“He was not the light, but came to bear witness about the light.” John 1:8
One danger of all who engage in Christian ministry, the most important mission in the world, is to think too highly of ourselves. It is a short fall from making much of Jesus to attempting to use Jesus to make much of yourself as though we are the point. The Gospel writer, John, explains regarding John the Baptist, it is never the follower of Christ who is the Light or the point; it is the one to whom followers bear witness.
We must constantly say to ourselves and others along with John the Baptist, “I am not the Christ” (John 1:20). Jesus does say to his disciples in the Sermon on the Mount,
“You are the light of the world. A city set on a hill cannot be hidden. Nor do people light a lamp and put it under a basket, but on a stand, and it gives light to all in the house. In the same way, let your light shine before others, so that they may see your good works and give glory to your Father who is in heaven. (Matt 5:14-16).

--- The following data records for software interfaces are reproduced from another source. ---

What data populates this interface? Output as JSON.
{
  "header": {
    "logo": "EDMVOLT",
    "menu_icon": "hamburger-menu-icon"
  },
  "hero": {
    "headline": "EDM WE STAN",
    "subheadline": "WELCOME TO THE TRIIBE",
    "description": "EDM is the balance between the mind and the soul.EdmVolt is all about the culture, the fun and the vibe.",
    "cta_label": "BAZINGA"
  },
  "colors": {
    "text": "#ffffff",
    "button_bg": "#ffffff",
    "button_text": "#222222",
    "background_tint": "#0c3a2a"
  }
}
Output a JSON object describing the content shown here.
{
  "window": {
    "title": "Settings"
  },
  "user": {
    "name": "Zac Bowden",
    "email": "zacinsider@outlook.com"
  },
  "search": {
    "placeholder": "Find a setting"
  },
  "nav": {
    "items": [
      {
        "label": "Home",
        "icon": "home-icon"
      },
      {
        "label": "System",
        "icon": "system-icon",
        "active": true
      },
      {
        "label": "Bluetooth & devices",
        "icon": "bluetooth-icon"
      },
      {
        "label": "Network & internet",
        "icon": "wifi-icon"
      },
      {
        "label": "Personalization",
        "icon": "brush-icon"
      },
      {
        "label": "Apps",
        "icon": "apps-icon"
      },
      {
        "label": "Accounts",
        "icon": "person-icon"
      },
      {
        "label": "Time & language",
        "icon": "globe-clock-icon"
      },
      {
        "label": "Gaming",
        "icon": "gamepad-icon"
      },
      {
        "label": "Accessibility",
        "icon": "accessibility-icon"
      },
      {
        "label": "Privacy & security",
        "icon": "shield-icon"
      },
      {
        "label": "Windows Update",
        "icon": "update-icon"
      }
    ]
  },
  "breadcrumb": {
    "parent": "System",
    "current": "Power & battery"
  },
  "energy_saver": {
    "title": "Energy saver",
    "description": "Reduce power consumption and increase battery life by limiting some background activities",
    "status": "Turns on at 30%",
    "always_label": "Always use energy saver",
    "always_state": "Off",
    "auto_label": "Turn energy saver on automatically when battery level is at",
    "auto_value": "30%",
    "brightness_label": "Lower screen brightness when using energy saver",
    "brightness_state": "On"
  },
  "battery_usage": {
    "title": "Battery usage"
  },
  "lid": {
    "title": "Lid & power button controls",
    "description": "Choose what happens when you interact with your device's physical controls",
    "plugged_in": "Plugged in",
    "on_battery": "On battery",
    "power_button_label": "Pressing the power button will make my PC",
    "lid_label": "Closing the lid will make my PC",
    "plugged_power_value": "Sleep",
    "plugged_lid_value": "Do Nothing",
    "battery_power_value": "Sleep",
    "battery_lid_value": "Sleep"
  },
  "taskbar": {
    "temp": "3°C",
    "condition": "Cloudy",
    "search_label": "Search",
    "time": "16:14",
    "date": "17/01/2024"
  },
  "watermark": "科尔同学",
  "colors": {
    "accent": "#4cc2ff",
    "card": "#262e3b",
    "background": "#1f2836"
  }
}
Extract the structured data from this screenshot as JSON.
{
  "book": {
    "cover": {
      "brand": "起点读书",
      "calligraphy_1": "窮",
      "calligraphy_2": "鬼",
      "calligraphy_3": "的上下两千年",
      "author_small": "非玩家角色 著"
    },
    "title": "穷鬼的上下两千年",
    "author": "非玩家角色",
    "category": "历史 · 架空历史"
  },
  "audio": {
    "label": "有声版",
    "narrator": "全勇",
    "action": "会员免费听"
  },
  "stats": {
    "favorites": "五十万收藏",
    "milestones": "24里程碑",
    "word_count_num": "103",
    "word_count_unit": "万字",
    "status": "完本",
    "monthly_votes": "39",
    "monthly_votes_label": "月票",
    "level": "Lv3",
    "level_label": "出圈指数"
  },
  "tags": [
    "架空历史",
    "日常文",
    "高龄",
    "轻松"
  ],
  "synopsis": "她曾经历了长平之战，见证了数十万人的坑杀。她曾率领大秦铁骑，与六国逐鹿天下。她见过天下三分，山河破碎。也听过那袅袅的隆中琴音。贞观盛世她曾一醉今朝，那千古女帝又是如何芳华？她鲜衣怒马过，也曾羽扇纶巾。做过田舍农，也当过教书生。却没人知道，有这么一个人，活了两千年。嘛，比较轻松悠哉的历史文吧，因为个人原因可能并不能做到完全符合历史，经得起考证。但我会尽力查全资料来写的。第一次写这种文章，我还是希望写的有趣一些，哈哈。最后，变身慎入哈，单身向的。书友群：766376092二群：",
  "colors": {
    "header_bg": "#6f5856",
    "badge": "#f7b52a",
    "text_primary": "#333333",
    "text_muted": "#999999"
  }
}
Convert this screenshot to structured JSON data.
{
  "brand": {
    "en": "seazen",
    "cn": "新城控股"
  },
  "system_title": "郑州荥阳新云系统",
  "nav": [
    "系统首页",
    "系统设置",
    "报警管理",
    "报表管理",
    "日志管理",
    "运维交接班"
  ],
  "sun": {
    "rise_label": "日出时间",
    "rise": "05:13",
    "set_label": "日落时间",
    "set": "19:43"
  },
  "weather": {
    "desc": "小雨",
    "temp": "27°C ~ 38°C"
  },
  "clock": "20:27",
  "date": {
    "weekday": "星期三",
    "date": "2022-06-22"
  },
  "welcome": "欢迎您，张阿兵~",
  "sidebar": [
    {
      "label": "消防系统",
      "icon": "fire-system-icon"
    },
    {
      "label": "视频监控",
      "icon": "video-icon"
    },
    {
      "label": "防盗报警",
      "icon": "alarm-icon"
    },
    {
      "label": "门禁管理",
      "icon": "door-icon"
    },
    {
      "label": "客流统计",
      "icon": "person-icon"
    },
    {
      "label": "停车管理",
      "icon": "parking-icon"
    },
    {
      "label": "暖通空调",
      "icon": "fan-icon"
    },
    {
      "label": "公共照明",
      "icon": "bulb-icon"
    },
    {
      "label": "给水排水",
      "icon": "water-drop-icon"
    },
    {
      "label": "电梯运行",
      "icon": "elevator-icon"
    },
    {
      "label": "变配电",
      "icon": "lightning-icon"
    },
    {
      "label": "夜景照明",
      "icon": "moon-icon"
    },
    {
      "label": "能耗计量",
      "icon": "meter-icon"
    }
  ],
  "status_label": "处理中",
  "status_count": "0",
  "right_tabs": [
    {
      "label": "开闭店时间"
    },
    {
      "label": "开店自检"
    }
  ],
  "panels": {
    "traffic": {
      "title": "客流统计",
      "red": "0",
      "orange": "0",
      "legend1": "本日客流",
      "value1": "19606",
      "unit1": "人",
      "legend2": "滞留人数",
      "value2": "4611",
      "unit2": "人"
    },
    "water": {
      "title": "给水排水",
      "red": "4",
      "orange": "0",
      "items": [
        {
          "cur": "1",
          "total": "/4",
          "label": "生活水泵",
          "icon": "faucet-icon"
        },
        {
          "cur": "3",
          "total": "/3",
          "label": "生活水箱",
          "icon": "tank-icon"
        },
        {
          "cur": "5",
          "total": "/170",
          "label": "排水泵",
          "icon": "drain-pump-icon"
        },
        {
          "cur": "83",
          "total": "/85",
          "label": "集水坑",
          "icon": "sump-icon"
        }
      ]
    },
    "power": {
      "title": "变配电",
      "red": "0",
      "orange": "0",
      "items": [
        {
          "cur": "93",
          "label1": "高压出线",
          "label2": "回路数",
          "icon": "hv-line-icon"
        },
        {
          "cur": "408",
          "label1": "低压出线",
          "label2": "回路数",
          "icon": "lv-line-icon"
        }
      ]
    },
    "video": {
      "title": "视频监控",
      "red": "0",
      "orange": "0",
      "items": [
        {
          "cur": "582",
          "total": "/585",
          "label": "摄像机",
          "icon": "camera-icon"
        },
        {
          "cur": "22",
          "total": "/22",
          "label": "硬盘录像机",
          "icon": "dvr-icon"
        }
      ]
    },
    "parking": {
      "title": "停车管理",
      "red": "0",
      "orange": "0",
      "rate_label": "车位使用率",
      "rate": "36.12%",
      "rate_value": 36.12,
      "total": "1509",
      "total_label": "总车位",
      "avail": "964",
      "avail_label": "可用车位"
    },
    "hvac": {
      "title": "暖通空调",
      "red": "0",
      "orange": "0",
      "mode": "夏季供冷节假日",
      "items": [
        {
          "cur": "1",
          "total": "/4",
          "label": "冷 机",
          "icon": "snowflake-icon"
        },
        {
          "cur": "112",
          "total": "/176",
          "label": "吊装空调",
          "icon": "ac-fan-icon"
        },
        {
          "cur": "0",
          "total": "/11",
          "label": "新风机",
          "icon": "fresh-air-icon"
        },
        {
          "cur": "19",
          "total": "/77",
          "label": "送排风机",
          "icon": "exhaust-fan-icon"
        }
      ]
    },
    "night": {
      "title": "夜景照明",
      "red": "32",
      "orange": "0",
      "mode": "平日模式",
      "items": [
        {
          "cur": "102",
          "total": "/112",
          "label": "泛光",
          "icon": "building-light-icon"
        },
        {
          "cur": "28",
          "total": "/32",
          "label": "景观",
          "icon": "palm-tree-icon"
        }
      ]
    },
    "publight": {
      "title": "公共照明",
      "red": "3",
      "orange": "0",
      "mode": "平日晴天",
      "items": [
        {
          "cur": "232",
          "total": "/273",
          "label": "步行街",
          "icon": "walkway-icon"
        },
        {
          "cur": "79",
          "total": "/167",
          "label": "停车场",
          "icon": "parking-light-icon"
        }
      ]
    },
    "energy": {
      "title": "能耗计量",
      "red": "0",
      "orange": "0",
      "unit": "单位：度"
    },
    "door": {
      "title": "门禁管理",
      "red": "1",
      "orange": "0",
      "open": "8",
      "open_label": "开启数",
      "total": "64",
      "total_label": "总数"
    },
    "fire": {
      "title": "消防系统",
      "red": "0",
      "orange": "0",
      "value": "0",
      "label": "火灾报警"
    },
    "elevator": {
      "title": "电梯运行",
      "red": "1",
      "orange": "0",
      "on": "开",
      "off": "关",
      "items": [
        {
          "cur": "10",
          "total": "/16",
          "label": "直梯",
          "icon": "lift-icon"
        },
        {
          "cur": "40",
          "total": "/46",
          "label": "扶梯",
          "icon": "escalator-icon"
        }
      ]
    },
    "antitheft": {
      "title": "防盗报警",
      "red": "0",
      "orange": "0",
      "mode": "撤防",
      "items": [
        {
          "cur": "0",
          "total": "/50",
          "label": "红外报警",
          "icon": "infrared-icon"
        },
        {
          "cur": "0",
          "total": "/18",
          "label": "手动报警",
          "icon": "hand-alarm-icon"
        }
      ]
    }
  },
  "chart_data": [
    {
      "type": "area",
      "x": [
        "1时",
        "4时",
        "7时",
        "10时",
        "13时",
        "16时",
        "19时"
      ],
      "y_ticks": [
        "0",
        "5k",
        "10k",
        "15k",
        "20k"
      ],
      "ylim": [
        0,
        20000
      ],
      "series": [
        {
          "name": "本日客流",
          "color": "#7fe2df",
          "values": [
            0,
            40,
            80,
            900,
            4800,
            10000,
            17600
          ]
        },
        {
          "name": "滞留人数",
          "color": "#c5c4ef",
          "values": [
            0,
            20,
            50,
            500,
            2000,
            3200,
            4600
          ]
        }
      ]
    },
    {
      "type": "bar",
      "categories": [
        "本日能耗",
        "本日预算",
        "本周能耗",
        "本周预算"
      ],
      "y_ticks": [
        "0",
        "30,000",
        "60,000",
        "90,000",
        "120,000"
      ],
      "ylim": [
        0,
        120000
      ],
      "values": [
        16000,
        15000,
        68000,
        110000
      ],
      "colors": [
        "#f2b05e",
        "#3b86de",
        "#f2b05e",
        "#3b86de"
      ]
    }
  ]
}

But the light Jesus refers to is derivative of the light of Jesus, the derivative light’s purpose is to glorify God, not man. Disciples are always to know that their point and purpose is not themselves but their Lord.
As Christians, we must not think too much of ourselves, but neither should we think too little. In union with Christ, a disciple’s light, life, and witness will not be ineffective or unilluminating. Of the one who is “not the light (John 1:8),” John’s Gospel records Jesus’s description of him, “He was a burning and shining lamp” (John 5:35). A lamp is not itself a light, it is the bearer of a light. That was true of John the Baptist and it is to be true all other believing witnesses.
As we celebrate “the Word became flesh and dwelt among us” (John 1:14) during Christmas, may we imitate the sent-ness and mission of John the Baptist as one who exists to bear witness (John 1:7). John’s prologue is a symphonic celebration of Christ, the incarnate Word, and it repeatedly identifies him as the true light (John 1:4, 5, 7, 8, 9). The life and light that comes to us through faith union with Jesus the Word should produce mission and purpose in our lives as those who bear witness to Christ, the true light.
Jesus explains that the purpose of Scripture in its entirety is to bear witness to him (John 5:39) and the same is true of our lives too. We must avoid attempting to use Jesus to make much of our light rather than pointing to his. The transition is often subtle and can be easily justified by all the good we are doing in his name. Once again, John the Baptist is a good guide when he asserts, ‘He must increase, but I must decrease” (John 3:30). Merry Christmas—you are not the light! What a liberating truth. Our light brightens and dims but his will never lessen (Rev 22:5).